From an economic perspective one would have expected him to leave more purchasing power in the hands of the consumer so as to create a demand pull for local production. Reducing purchasing power will lead to consumers looking for the cheapest sources for their needs. We all know those sources will not be Zimbabwean!
So then, we would argue that increasing the transaction tax was not a smart idea.
Let us now turn to the actions of the Central Bank. When the bond note was contemplated, we told the Governor that it was a very bad idea. I am sure now he knows he erred, but will not admit it. The idea of clearly demarcated accounts as dollar or bond is an obvious one. What that more clearly accepts is that the bond note and the dollar are not the same. Yet our dear Governor continues to try and pull wool over our eyes. He is separating the accounts because he knows they are not the same yet in the same breath he goes on to claim a 1:1 relationship! This would pass for comedy were it not about our lives.
More importantly, however, is that the separation of accounts would, in a world with good governance, allow for better management of real dollar inflows. In our world, however, where power, nepotism, cronyism and patronage rule, it is an exercise in futility. The connected, who did not bring a single dollar into the country will still get access to USDs and abuse them as they have always done. They have access to their Bond Notes which they use to convert a piece of valueless paper to real money. The Governor should know by now that he will not be able to stop them. The question then is why is he doing this?
The most incomprehensible action is the statutory reserves element of the monetary policy statement. We all know that the mistrust between the Government and Central Bank on the one hand and the citizens on the other has led to the disintermediation of banks by and large. Any liquidity in the economy is not being channelled through the banks.
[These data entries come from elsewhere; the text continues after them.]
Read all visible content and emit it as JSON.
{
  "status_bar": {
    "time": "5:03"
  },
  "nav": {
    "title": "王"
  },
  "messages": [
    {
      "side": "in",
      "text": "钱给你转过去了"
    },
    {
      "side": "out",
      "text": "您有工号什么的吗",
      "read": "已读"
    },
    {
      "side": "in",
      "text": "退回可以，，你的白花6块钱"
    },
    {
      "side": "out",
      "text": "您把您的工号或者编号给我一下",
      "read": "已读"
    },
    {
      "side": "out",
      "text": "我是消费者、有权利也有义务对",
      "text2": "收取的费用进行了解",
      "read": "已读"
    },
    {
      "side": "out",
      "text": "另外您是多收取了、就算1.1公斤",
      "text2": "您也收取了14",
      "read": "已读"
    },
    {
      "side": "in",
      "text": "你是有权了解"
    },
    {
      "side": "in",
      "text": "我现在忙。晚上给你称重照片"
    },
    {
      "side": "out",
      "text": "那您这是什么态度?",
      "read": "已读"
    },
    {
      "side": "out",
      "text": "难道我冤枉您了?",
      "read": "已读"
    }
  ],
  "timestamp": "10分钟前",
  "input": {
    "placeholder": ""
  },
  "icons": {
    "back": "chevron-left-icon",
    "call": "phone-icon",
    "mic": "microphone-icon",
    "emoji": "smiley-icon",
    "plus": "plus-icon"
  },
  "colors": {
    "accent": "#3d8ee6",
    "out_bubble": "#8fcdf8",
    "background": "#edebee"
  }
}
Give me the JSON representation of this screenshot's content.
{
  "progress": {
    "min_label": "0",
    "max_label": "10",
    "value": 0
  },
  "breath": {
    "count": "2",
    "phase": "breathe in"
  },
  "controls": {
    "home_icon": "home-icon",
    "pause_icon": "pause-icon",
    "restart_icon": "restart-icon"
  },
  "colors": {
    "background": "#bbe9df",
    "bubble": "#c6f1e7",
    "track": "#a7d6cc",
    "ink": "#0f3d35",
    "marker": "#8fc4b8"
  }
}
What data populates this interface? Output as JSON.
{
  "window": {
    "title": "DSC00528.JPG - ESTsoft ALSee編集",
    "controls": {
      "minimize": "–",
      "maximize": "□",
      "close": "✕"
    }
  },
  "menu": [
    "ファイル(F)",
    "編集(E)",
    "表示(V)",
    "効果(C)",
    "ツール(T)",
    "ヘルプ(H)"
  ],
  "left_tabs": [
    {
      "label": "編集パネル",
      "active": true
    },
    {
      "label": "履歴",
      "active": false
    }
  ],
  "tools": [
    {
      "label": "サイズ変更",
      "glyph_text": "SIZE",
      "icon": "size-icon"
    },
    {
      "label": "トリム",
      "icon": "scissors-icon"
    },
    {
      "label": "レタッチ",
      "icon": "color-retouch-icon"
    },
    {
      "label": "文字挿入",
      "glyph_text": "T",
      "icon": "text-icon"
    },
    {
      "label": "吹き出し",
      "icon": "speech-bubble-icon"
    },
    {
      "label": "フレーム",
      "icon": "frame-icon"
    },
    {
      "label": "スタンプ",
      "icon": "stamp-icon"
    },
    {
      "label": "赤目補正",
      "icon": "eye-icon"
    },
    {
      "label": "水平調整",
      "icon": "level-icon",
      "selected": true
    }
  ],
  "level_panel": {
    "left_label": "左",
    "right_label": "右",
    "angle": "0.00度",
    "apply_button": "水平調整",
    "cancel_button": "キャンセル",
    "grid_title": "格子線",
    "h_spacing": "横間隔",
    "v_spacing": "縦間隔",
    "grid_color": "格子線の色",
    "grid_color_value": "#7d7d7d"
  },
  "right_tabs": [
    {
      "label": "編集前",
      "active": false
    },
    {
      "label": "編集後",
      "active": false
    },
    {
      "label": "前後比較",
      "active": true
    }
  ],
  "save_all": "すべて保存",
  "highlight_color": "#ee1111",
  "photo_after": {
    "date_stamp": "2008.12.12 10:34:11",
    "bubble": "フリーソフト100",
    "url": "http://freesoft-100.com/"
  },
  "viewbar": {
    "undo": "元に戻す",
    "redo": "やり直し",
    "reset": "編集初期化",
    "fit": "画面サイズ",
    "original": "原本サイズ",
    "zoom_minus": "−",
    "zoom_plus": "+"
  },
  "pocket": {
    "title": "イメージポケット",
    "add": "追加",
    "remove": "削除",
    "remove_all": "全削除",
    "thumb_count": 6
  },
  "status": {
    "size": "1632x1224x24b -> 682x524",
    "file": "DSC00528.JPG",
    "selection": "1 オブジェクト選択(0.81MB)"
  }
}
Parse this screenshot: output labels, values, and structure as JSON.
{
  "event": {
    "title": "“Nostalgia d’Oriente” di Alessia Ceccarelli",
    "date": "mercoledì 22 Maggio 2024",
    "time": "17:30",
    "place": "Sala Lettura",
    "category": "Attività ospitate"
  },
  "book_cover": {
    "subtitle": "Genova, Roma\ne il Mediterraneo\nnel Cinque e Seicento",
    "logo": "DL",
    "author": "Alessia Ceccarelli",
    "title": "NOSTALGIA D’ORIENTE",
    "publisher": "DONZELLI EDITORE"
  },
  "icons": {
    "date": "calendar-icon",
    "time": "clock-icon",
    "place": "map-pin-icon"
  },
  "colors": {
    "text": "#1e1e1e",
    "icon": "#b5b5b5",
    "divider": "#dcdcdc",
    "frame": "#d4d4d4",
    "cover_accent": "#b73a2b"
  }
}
It is in the streets of Zimbabwe. The Governor is going to impose a 5% statutory reserve to mop up liquidity! By definition this is statutory reserve applies to banks. I need someone much smarter than me to help me understand this one. My own opinion is that this is the governor’s equivalent to the Minister’s 2% transaction tax. Just as former Governor Gideon Gono raided FCAs, the incumbent Mangudya is raiding deposits to fund government spending. Sad that both men have from the get go started by trying to hoodwink the citizenry.
Generally speaking, saying I told you so is not a good thing, but I would like to use this event as a reminder of something we really need to understand. Minister Bernard Chidzero was a good and competent man. But as we all know, his political masters had no capacity to understand hence no commitment to implement what needed to be done. Another example I witnessed was Chinamasa when he was working in his area of competence. As minister for legal and parliamentary affairs he tried to be professional and do the right thing even towards MDC, but his masters only understood a political agenda. I mention these two cases to make Zimbabweans understand that until we have a head of state whose agenda is not politics first and economics a poor second and also has first-hand competence in business, we are unlikely to sort out our economic challenges.
All I can say is, good luck to us all. We are in the dung!